These dogs are working animals and are never happier than when working stock. When my Dad and I use to come in for lunch and rest a short while, the dogs rested in the shade under a “rain water tank”. When Dad would say “Guess we had better get back to work”, those dogs came alive and were barking and ready to go to work.

We always had at least two working dogs a time -- an older one and a young one learning from the older. They were either red or blue dogs as the Lacy dogs were and are known as. They are faithful to their owners and never happier than when helping to round up stock.

I never go to know my grandfather as he died in 1906, but my father, born in 1879 and died in 1973, told me many stories about these dogs. I was fortunate enough to be able to experience many of the things he told me about his days as a cowboy and using these wonderful dogs.

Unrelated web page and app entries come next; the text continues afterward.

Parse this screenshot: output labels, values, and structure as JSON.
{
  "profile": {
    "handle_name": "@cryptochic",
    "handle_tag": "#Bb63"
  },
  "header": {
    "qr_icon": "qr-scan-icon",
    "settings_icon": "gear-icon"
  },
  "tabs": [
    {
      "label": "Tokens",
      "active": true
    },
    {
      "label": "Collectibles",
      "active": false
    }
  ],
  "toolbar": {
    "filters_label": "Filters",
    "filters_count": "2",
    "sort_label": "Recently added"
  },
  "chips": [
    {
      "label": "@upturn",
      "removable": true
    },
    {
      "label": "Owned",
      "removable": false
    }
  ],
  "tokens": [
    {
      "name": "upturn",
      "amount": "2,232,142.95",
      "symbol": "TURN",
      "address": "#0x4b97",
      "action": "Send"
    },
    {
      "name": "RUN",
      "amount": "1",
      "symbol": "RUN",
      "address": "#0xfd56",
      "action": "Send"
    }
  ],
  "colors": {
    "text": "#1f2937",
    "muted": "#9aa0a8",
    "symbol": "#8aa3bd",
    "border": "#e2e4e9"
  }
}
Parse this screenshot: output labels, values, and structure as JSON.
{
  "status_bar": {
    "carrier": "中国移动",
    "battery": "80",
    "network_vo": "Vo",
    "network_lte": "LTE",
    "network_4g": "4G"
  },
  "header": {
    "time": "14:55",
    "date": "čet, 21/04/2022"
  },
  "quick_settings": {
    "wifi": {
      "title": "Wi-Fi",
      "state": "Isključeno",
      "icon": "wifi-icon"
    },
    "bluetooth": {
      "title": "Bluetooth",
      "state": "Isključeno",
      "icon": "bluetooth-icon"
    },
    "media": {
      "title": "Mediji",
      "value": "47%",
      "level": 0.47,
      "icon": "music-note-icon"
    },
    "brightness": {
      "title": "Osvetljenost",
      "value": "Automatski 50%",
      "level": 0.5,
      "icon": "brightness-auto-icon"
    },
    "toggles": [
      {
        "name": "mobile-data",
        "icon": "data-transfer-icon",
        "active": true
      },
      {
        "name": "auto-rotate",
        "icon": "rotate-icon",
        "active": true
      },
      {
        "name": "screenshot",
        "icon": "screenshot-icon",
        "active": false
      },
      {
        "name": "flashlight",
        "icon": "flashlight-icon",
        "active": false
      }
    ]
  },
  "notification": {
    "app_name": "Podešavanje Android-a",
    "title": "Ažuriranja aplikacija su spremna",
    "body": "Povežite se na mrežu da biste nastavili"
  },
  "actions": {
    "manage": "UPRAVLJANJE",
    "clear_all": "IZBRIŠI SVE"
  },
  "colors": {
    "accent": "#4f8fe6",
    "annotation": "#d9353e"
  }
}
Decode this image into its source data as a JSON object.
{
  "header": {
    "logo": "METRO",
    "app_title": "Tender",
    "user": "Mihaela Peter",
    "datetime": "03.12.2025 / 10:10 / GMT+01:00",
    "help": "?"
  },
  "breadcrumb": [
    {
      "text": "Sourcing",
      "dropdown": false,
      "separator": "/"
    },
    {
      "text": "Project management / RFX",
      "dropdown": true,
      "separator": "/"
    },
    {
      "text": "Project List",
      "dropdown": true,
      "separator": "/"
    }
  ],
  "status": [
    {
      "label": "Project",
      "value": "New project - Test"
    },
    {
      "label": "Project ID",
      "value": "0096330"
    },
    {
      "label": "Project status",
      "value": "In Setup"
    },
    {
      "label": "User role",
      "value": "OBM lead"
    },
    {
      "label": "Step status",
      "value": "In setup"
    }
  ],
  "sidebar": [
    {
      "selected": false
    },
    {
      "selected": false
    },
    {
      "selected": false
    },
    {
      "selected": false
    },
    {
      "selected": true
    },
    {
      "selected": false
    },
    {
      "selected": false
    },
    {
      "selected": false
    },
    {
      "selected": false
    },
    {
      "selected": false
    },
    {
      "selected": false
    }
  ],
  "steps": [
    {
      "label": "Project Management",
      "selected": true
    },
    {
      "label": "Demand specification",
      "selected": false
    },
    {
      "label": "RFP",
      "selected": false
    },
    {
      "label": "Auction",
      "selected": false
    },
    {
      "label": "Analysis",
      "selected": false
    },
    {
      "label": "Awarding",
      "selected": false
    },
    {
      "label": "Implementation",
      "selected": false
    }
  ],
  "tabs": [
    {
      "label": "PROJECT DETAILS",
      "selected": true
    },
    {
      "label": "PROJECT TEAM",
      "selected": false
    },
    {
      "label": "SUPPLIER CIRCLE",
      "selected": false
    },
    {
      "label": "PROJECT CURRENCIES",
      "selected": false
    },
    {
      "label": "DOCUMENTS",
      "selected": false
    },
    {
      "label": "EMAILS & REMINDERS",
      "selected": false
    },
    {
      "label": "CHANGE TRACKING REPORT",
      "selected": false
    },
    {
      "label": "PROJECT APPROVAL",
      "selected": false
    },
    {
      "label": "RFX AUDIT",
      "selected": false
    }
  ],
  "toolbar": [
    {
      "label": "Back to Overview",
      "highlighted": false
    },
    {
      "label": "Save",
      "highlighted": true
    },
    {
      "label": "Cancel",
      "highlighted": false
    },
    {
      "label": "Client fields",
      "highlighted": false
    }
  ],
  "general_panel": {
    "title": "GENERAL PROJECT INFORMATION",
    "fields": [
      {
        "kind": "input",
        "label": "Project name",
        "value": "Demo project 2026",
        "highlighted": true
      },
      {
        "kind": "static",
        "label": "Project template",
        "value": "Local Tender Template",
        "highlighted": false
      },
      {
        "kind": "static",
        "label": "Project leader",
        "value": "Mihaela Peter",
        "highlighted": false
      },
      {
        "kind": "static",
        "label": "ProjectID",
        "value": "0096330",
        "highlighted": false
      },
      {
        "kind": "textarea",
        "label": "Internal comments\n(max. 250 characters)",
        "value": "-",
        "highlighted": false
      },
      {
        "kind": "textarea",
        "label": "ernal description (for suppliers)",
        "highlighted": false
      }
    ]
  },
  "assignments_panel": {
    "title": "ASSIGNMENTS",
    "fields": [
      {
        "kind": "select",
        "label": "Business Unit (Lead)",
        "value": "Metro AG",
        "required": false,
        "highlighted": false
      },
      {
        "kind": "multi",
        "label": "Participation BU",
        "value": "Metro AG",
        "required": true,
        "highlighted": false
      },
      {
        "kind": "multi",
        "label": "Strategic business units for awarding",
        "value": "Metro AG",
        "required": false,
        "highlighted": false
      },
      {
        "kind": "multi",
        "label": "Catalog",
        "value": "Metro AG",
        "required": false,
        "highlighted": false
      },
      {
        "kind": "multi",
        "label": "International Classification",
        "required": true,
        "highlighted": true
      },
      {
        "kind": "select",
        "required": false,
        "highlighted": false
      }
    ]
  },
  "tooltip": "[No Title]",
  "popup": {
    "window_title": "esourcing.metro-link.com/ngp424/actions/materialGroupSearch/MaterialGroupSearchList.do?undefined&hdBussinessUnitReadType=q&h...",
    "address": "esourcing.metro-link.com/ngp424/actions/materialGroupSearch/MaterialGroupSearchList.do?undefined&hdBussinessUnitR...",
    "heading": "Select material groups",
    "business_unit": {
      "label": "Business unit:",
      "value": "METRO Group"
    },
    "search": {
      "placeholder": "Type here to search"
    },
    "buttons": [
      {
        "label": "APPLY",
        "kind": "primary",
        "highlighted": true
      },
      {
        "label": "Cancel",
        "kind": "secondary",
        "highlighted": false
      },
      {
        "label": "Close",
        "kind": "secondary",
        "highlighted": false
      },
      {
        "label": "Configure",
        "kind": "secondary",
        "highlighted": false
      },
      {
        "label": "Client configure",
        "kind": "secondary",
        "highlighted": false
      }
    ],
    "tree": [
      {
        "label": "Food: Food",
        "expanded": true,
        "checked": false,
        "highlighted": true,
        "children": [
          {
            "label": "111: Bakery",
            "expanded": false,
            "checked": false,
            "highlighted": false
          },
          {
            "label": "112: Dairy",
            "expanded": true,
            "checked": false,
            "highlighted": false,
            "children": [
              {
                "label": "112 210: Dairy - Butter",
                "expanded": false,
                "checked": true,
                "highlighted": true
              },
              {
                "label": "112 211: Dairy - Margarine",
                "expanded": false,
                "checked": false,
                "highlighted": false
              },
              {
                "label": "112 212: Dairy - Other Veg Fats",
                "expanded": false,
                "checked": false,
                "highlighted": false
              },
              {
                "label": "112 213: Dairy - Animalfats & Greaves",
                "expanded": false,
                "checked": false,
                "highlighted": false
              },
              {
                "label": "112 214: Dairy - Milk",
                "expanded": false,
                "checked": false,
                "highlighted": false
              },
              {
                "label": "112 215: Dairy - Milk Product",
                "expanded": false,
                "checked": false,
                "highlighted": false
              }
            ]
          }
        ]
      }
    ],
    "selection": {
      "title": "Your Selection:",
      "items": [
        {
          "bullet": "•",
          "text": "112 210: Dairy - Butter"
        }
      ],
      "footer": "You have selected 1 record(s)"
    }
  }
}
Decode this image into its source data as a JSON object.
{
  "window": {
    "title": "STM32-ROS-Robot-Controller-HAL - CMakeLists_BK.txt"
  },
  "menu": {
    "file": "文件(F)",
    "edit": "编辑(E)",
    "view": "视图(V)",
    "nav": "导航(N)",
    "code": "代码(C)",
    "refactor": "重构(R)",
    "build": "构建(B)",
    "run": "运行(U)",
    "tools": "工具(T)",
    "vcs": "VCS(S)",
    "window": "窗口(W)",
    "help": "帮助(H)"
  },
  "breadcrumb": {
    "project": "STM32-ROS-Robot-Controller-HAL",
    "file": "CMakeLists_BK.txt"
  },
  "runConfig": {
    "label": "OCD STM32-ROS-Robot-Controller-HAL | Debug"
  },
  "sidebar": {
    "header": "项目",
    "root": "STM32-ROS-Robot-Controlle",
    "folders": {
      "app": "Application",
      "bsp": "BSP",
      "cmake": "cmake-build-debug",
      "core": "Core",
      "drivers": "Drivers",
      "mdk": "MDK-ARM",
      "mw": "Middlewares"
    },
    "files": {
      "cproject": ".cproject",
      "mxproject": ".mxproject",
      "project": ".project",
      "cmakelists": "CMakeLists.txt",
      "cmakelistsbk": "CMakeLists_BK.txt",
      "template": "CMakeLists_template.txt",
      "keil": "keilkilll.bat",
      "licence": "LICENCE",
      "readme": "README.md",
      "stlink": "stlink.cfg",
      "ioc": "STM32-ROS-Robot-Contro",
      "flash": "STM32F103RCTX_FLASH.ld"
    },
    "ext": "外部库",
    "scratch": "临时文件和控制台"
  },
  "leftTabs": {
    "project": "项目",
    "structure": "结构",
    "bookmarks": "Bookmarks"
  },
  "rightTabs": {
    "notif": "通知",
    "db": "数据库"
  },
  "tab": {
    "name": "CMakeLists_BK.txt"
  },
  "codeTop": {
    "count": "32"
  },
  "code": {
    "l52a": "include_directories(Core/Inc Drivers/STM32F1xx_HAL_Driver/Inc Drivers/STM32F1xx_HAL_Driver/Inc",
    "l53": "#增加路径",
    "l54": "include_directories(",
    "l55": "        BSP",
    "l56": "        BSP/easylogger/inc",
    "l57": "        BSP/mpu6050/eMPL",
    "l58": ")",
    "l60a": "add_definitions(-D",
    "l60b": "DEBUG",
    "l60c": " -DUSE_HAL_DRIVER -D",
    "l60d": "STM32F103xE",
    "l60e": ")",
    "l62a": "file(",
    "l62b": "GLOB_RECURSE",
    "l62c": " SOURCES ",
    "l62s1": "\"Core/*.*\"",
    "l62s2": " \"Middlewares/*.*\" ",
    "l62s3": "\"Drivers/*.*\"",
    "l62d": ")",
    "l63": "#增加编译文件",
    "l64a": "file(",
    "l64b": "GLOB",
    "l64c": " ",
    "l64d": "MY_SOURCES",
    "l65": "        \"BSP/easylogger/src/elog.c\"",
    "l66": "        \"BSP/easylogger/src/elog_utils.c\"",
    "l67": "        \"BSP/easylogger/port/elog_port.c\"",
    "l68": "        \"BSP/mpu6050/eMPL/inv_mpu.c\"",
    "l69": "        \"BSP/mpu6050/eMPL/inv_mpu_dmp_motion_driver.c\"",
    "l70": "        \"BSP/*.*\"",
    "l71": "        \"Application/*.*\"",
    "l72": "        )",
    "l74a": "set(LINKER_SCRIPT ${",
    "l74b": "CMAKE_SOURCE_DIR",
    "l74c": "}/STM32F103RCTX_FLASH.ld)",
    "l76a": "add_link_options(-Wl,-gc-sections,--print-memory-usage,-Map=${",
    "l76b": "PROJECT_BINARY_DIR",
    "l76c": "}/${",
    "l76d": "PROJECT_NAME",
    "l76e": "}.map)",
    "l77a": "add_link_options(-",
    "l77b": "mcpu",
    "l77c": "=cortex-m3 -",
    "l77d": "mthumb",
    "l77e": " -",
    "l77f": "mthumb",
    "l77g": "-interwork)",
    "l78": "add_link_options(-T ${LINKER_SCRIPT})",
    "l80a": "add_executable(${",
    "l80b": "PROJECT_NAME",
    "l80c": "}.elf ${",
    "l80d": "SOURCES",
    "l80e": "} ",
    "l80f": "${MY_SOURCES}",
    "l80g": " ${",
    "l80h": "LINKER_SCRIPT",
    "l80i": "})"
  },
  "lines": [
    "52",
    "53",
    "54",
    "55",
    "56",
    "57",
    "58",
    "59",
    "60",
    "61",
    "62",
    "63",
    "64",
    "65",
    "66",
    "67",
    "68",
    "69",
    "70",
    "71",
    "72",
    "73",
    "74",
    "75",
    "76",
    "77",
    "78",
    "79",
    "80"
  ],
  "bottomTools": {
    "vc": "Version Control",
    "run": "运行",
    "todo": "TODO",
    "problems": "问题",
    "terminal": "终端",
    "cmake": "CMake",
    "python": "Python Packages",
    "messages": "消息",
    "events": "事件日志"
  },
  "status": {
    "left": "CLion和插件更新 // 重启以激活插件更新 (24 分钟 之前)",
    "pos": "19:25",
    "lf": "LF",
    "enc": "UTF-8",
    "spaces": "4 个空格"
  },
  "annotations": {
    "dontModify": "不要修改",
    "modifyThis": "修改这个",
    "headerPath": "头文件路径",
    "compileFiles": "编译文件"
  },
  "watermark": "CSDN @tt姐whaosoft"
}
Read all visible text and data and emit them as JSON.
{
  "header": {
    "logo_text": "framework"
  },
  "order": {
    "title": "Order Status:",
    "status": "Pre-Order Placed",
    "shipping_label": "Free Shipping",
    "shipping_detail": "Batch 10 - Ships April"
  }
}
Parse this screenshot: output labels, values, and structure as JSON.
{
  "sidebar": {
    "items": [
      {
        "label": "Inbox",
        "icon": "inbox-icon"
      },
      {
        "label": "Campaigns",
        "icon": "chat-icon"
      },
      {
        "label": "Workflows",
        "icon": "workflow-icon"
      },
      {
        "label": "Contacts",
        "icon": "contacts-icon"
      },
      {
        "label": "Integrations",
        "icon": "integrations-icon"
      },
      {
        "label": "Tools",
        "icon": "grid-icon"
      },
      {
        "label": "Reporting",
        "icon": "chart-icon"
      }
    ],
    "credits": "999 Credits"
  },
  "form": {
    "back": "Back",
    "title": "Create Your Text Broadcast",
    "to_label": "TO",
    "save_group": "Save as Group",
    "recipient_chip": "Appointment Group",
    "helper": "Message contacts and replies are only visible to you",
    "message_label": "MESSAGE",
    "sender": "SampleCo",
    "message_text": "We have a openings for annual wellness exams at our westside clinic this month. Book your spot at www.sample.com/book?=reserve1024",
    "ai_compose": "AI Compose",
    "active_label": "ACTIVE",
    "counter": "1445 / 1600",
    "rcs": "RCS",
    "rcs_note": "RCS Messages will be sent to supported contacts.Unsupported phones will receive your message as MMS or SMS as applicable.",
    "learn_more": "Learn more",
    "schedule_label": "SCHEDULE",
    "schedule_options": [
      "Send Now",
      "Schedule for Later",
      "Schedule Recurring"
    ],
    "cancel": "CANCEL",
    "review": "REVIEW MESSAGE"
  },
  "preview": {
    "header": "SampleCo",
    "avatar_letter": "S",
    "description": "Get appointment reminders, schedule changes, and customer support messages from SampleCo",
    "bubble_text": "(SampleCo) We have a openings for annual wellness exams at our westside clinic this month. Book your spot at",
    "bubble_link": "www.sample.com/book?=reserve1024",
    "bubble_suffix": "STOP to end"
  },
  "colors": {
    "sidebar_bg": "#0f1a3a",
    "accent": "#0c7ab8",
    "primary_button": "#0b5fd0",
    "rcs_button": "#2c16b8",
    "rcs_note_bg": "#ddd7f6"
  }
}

There were 13 children in my grandfathers family, but only 5 came and stayed in Burnet County. During the Depression my father received letters from Kentucky, West Virginia and other places asking information on where they could purchase a Lacy dog to use in rounding up wild hogs in their areas.

I feel fortunate that I had these experiences and heard the stories of the Lacy Hog Dogs through my life. My father had a most unusual mind which was quite alert until the day he died. He was asked many times by younger people around Marble Falls about certain areas and where different things had been and always knew where and what information they needed. He was born and reared in Marble Falls or within 10 miles of the town. So to my father and grandfather, I say “Thanks for a wonderful legacy."

Author:  Betty L. [ Thu Jul 02, 2009 10:00 am ]
Post subject:  Re: Letter from Helen Gibbs, Lacy descendant, on Lacy Hog Dogs

Neat! I dont remember if I had read this before, but if I did, it was good to read it again. I'm glad that we have it here to keep!


Author:  Bluedog [ Fri Jul 03, 2009 1:32 pm ]
Post subject:  Re: Letter from Helen Gibbs, Lacy descendant, on Lacy Hog Dogs

Its a great letter, doesnt need to be lost.
Thanks Julie

Author:  MisB [ Thu Jul 16, 2009 8:03 pm ]
Post subject:  Re: Letter from Helen Gibbs, Lacy descendant, on Lacy Hog Dogs

Julie I`m pretty sure I still have a hard copy of this. WHen I get home I`ll look and if so get it scanned for ya ;)


Page 1 of 1 All times are UTC - 6 hours [ DST ]
Powered by phpBB® Forum Software © phpBB Group